Kayla Kowalczyk and Kacey Sondrini have been dealing with the recovery process of an ACL injury for months. The two played together on the Force last summer, but not long after that season ended, found themselves laid up when one of their knees gave out.
For Kowalczyk, Wahconah Soccer’s starting goalkeeper, the injury happened on the field last fall. For Sondrini, a soccer, basketball and softball starter at St. Joseph, the injury occurred on Nov. 1, during the Pigskin Classic.
Sondrini was taking part in this powder-puff-like competition, where high school girls play flag football. Representing the Crusaders, Sondrini was competing against Pittsfield High and Taconic.
“We were in the championship game, and we were going to win if we got the ball back,” said Sondrini. “And that was when I tore my ACL. I got tackled and it snapped. I was worried I tore my meniscus again.”
The rising junior had some experience with leg injuries in the past, having torn her meniscus during soccer season her freshman year. After making a full recovery from that injury, she was a key piece on St. Joseph’s basketball team and then the starting catcher and leadoff hitter on the playoff-bound Crusaders’ softball team.
The meniscus was a manageable recovery. The ACL would not be as brief.
“I talked to one doctor and they said it would be six-to-nine months, you have all this rehab and surgery and there are three options for the surgery,” said Sondrini. “We went and got another opinion from another doctor, who said six months would be the extent of rehab, and then I could work into sports.”
Sondrini wouldn’t be lucky enough to be back by basketball, or even softball season. She spent both on the sidelines. During basketball, she could be seen in the crowd mostly, with a bench seat being too dangerous with loose balls or players. She lost the crutches for softball season, and was actually able to practice some with her teammates, taking grounders and working on her upper body.
June 15 was Sondrini’s final day of physical therapy. Kowalczyk’s was May 20.
After sitting out the entire regular season and Western Mass quarterfinal win over South Hadley, the Wahconah Softball’s power-hitting third baseman made her first appearance for the Warriors in the semifinals at UMass.
“It has been like eight months, and it felt pretty good to get back out there,” said Kowalczyk after the Warrior’s semifinal win. “I made the decision to play Sunday.”
She was in Dustin Belcher’s lineup as a designated hitter on Thursday afternoon for the semifinal win over Southwick, and again Saturday, June 13, in the finals against Hampshire.
“It wasn’t really tough. I was just really happy with how our team played this year,” said Kowalczyk of missing nearly the entire spring. “I was really happy to be a part of it at the end.”
The three former Force players have been in touch about their injuries, trading advice and information on recovery and rehab.
“My friend Miranda Voller, who played on the Force, she tore it before and she was one of the first people I texted,” said Sondrini. “I asked her things about who did her surgery, where she went for rehab, and I actually went to the surgeon she told me about, at the children’s hospital in Boston.”
Both Kowalczyk and Sondrini rehabbed at Berkshire Sports and Physical Therapy.
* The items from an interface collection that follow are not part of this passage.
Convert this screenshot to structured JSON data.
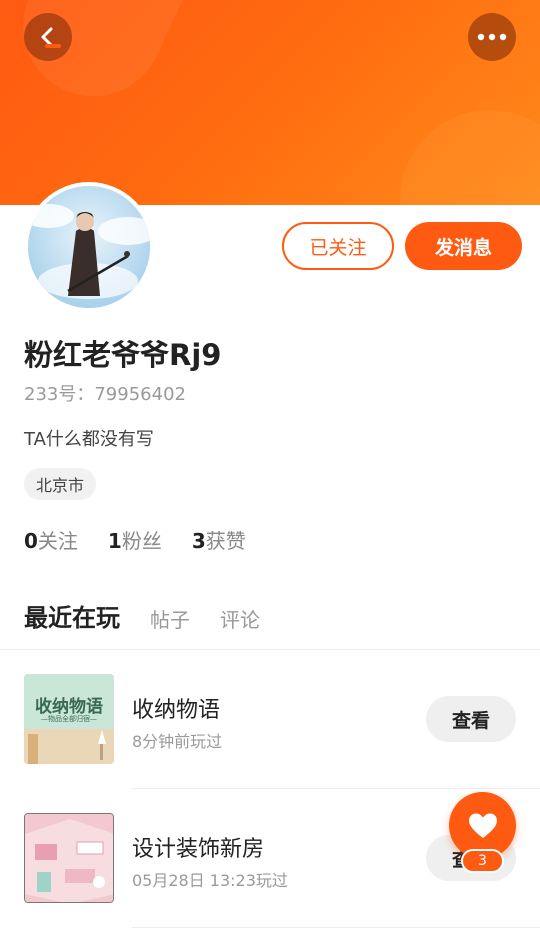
{
  "profile": {
    "username": "粉红老爷爷Rj9",
    "account_id": "233号：79956402",
    "bio": "TA什么都没有写",
    "location": "北京市"
  },
  "actions": {
    "follow_label": "已关注",
    "message_label": "发消息"
  },
  "stats": [
    {
      "count": "0",
      "label": "关注"
    },
    {
      "count": "1",
      "label": "粉丝"
    },
    {
      "count": "3",
      "label": "获赞"
    }
  ],
  "tabs": [
    {
      "label": "最近在玩",
      "active": true
    },
    {
      "label": "帖子",
      "active": false
    },
    {
      "label": "评论",
      "active": false
    }
  ],
  "games": [
    {
      "title": "收纳物语",
      "subtitle": "8分钟前玩过",
      "button": "查看",
      "thumb_text": "收纳物语",
      "thumb_subtext": "—物品全部归宿—"
    },
    {
      "title": "设计装饰新房",
      "subtitle": "05月28日 13:23玩过",
      "button": "查看"
    }
  ],
  "like": {
    "count": "3"
  },
  "icons": {
    "back": "back-arrow-icon",
    "more": "more-dots-icon",
    "heart": "heart-icon"
  },
  "colors": {
    "accent": "#ff5a12",
    "header_start": "#ff5a12",
    "header_end": "#ff8a1a"
  }
}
Sondrini worked with Alice Nichols, while Kowalczyk put time in with Brian Duquette. Both spoke glowingly about the process they went through.
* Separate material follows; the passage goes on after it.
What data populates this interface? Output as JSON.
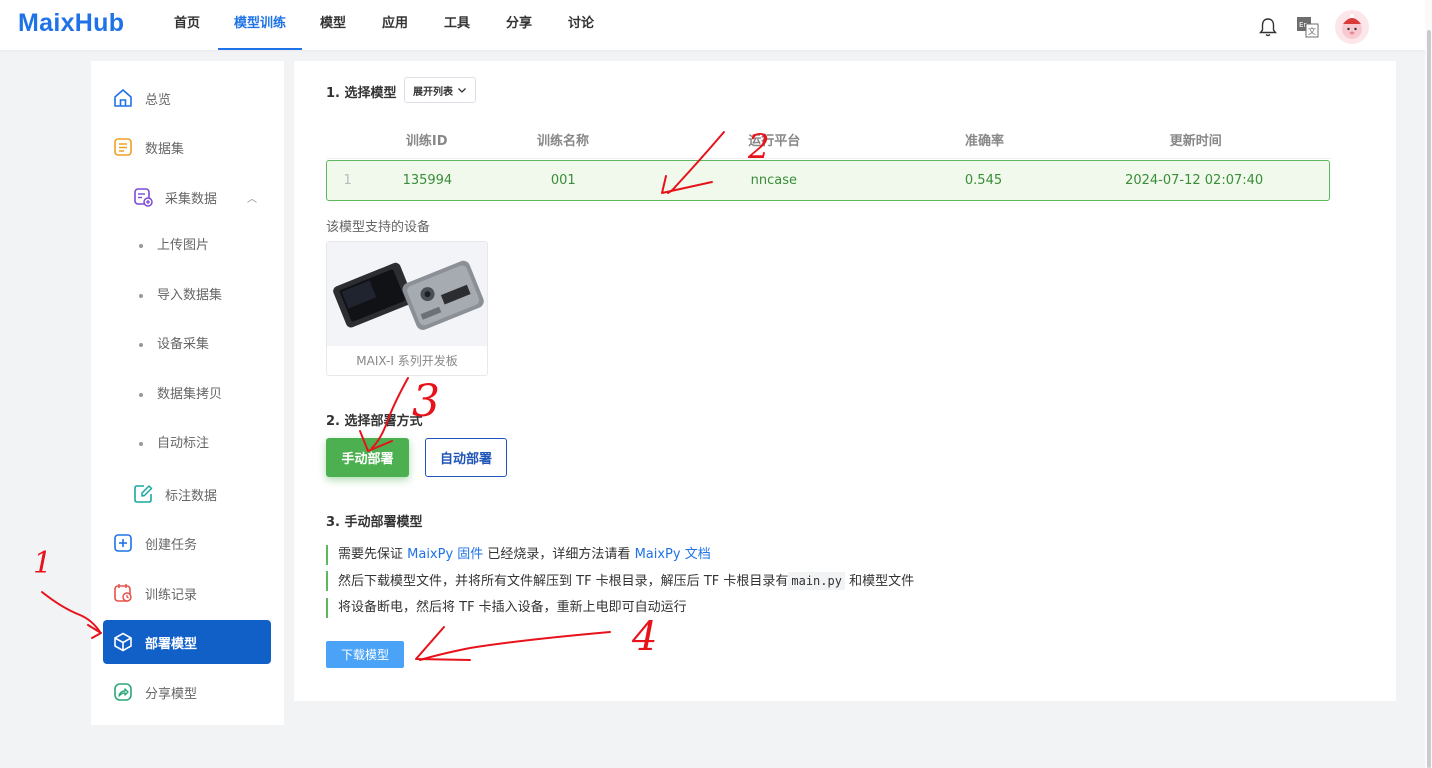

“My physical therapist, Brian Duquette, was great,” said Kowalczyk. “He really pushed me a lot, doing squats, running and all that stuff. I owe a lot to him.”
“[Nichols] worked me really hard, but I thank her for it, because now I’m going to be ready to go back into sports,” added Sondrini.
Both feel as though they benefited from being young and in shape at the time of their injuries.
“I feel like it is a lot easier to recover, because you are already in good shape from being so young, and then being able to just keep going,” said Sondrini. “I feel like you recover faster and then you can keep working to get stronger.”
Sondrini will be taking the summer off from the Force, working towards soccer season in the fall.